Annette Hilton and Juliane Gross

Annette Hilton (right), a junior geology major at The College of Wooster, and Juliane Gross, an associate at the American Museum of Natural History in New York City, conducted a geochemical analysis on a lunar meteorite this past summer during Hilton's 10-week internship, which was made possible by a National Science Foundation Research Experience for Undergraduates grant.

 

Annette Hilton Prospers from ‘Out-of-this World’ Research Experience

Wooster’s junior geology major studies lunar rock at American Museum of Natural History

11 January, 2016 by John Finn

WOOSTER, Ohio — Undergraduate research opportunities routinely take College of Wooster students across the country and around the world, but Annette Hilton’s recent adventure lifted her to a new frontier — the far side of the Moon.

A junior geology major from Meadville, Pa., Hilton spent last summer in New York City at the American Museum of Natural History studying fragments from the lunar surface through a project funded by a National Science Foundation Research Experience for Undergraduates grant.

Working as an intern in the museum’s Department of Earth and Planetary Sciences, Hilton was paired with Juliane Gross, an associate at the museum and a member of the faculty at Rutgers University. Hilton and Gross spent 10 weeks studying a portion of what was believed to be a lunar meteorite that crashed in northwest Africa last year. “Dr. Gross studies lunar meteorites, and she was able to get a small portion of this meteorite loaned to the museum,” says Hilton. “Those who discovered it weren’t sure if it was from the Moon, so we were asked to conduct a geochemical analysis.”

Although the museum has access to state-of-the art equipment, it takes considerable time to conduct such an analysis, explains Hilton. “Our objective was to determine the chemical composition of the rock,” she says. “We could then use that data to determine what minerals were present, whether it came from the Moon, and if so, what type of rock it represented.”

What Hilton and Gross were looking for specifically was a certain ratio of iron (Fe) and manganese (Mn) in the rock. This ratio has been found to represent the physical conditions of the environment in which it forms, leaving a planetary fingerprint on the rocks. “Because of the samples brought back to Earth by astronauts on NASA’s Apollo missions, we now know what the Fe/Mn ratio is for the Moon, and can use it to identify meteorites,” says Hilton.

The fragments studied by Hilton and Gross, however, made their way to Earth’s surface in a different way — the result of an event on the lunar crust (most likely an asteroid hitting the Moon and loosening rocks that then broke away from the gravitational pull of the Moon). A small portion of those rocks survived the scorching heat of Earth’s atmosphere and fell harmlessly to the surface in Africa.

This particular rock weighed just 354 grams (less than one pound), and the museum received a very small (6x12 millimeter) sample, but it was enough to conduct a chemical analysis.
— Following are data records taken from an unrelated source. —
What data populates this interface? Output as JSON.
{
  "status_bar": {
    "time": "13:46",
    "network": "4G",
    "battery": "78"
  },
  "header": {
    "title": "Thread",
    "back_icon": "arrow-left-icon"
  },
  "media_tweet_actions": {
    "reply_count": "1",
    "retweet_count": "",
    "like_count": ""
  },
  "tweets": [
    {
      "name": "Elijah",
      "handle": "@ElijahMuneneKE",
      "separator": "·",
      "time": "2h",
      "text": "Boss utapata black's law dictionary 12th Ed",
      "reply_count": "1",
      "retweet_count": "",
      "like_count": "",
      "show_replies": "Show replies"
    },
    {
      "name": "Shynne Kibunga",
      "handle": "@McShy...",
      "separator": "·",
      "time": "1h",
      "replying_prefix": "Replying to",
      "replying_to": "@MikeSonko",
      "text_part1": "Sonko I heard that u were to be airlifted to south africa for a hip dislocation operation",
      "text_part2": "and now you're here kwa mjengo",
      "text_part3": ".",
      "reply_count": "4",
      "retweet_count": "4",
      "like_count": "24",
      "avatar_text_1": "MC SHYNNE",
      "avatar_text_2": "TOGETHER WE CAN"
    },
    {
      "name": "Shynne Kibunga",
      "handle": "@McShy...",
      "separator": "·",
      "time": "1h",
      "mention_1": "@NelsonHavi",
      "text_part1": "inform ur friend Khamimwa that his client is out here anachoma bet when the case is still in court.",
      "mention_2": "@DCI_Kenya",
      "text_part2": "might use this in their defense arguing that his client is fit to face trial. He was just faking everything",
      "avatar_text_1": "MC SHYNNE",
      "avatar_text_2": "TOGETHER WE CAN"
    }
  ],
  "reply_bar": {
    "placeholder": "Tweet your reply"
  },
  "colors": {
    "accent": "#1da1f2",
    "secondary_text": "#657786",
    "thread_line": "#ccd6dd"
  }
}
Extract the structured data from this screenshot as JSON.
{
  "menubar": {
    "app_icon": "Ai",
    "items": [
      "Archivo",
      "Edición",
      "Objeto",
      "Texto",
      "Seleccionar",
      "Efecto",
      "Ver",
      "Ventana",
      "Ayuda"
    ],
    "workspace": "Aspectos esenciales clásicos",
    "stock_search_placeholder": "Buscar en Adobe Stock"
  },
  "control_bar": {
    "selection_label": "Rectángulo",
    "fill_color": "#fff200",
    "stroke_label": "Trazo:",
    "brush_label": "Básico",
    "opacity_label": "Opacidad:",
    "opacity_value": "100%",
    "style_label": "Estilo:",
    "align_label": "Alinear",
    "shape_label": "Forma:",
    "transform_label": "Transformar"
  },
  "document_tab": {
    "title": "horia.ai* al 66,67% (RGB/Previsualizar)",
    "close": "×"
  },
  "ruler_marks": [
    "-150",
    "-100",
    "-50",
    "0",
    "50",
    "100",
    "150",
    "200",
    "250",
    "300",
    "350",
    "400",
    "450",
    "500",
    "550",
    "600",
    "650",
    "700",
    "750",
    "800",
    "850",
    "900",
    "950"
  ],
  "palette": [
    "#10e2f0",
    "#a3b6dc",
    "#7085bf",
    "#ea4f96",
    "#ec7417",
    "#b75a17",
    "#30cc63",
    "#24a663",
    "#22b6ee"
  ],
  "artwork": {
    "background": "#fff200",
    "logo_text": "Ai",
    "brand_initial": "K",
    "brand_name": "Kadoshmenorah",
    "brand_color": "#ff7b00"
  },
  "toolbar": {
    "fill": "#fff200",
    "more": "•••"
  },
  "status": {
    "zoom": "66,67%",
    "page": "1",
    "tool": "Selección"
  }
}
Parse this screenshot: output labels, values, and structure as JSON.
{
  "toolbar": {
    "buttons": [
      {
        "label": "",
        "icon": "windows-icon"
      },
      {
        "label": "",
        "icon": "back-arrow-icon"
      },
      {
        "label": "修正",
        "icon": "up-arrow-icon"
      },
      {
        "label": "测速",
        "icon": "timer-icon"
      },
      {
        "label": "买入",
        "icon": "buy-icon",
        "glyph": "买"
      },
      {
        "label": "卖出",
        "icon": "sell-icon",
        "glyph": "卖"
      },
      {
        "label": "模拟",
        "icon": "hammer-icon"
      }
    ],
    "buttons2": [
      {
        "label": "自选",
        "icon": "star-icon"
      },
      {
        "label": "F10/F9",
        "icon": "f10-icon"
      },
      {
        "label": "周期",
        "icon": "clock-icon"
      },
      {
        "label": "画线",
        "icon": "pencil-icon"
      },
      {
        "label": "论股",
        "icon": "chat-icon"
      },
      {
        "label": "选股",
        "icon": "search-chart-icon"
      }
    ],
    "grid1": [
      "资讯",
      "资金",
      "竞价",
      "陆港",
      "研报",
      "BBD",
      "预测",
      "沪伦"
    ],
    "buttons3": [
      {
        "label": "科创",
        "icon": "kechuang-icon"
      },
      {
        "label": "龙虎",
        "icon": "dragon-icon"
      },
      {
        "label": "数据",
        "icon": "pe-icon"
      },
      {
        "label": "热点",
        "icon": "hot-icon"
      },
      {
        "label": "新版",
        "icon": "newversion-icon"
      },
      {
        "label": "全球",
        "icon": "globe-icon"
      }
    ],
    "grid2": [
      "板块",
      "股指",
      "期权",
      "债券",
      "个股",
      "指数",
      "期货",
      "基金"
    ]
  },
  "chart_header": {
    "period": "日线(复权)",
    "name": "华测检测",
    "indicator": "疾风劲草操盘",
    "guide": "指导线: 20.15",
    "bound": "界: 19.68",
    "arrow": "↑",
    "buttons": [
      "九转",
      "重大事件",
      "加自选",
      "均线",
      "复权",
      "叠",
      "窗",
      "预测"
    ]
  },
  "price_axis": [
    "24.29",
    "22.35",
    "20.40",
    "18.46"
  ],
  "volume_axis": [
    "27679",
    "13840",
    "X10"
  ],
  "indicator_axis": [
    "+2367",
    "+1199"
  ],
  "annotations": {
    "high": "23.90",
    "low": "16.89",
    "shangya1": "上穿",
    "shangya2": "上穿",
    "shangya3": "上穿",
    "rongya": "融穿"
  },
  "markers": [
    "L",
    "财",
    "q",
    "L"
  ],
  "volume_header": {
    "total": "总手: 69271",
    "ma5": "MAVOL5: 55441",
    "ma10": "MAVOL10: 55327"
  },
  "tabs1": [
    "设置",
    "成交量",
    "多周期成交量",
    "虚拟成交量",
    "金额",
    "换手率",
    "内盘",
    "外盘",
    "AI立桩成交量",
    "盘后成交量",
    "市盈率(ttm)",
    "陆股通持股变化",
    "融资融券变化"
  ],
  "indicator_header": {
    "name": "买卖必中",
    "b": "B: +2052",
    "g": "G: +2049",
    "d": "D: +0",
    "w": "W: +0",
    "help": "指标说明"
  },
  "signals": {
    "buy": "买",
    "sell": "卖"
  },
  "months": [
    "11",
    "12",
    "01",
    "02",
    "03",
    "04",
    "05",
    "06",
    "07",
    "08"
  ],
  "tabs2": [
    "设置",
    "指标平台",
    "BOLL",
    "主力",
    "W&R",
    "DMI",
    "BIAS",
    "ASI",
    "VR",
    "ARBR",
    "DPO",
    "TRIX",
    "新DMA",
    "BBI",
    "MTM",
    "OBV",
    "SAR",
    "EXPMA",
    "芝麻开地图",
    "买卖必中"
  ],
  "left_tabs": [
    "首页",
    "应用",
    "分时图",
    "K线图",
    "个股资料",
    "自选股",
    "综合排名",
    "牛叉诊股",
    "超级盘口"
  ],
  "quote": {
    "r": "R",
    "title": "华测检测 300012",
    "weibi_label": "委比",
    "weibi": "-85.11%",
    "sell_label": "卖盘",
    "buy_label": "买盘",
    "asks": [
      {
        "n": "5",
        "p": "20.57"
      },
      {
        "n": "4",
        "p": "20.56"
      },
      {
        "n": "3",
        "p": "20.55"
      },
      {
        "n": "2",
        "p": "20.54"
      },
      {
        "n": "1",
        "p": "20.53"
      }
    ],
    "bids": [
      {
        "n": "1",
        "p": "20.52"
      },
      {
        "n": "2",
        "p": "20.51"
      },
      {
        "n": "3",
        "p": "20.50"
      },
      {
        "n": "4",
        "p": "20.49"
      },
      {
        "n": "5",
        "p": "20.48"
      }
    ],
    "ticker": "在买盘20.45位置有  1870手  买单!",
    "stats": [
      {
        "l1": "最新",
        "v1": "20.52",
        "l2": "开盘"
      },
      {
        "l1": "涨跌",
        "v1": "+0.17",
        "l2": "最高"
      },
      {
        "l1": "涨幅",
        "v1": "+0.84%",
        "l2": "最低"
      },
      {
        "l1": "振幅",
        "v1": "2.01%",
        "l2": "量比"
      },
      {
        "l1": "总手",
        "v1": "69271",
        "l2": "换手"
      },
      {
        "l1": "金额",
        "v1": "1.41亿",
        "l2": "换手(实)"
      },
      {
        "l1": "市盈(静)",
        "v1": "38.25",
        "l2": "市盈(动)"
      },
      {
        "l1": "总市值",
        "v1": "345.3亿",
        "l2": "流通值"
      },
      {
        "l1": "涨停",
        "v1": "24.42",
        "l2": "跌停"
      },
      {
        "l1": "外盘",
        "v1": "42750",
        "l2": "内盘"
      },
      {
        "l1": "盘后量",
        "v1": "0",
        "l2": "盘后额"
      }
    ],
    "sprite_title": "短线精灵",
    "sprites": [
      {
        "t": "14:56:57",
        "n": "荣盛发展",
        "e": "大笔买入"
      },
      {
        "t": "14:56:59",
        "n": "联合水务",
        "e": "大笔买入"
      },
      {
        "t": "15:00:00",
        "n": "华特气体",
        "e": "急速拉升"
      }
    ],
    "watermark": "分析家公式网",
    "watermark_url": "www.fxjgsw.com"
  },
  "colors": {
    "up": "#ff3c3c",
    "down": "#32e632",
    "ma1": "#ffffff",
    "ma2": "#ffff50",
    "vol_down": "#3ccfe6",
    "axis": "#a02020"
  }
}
What Hilton and Gross discovered was that the sample did, in fact, contain the proper ratio of iron and manganese, but this rock differed slightly from the ones brought back by the astronauts.

“We think that this sample may represent a different type of lunar rock that hasn’t been seen before because it had a very high magnesium content,” says Hilton. “Other analyses indicate that it may be from the far side of the Moon.” The Apollo missions landed on the nearside of the Moon, but the nearside and far side differ compositionally. The samples brought back by the Apollo missions have different compositions of magnesium and other elements.

“That may not seem like a big deal to the average person, but it is interesting to planetary scientists because they really don’t know much about the rest of the Moon’s surface,” adds Hilton. “And, because the Moon is no longer geologically active, these findings might tell us more about the ‘giant-impact hypothesis’ (the theory that Earth and Moon were formed at the same time), allowing us to gain a greater understanding of what the original material was that formed our planet.”

Hilton summarized her experience in an extensive research paper, which she wrote last fall. She also helped prepare an abstract that was submitted to the 47th Lunar and Planetary Sciences Conference, where she and Gross will present their findings in March. The classification Gross and Hilton made this summer has been officially accepted by the Meteoritical Bulletin, granting the meteorite a name: Northwest Africa 10401. 

Having an opportunity to be part of an elite research team as an undergraduate has been quite a thrill for Hilton, and she credits Wooster, not only for helping her to land the internship, but also for its daily supportive learning community. “I absolutely would not be where I am now without the help of my brilliant professors in the geology department at Wooster,” she says. “To me, they are the biggest part of what makes Wooster great.”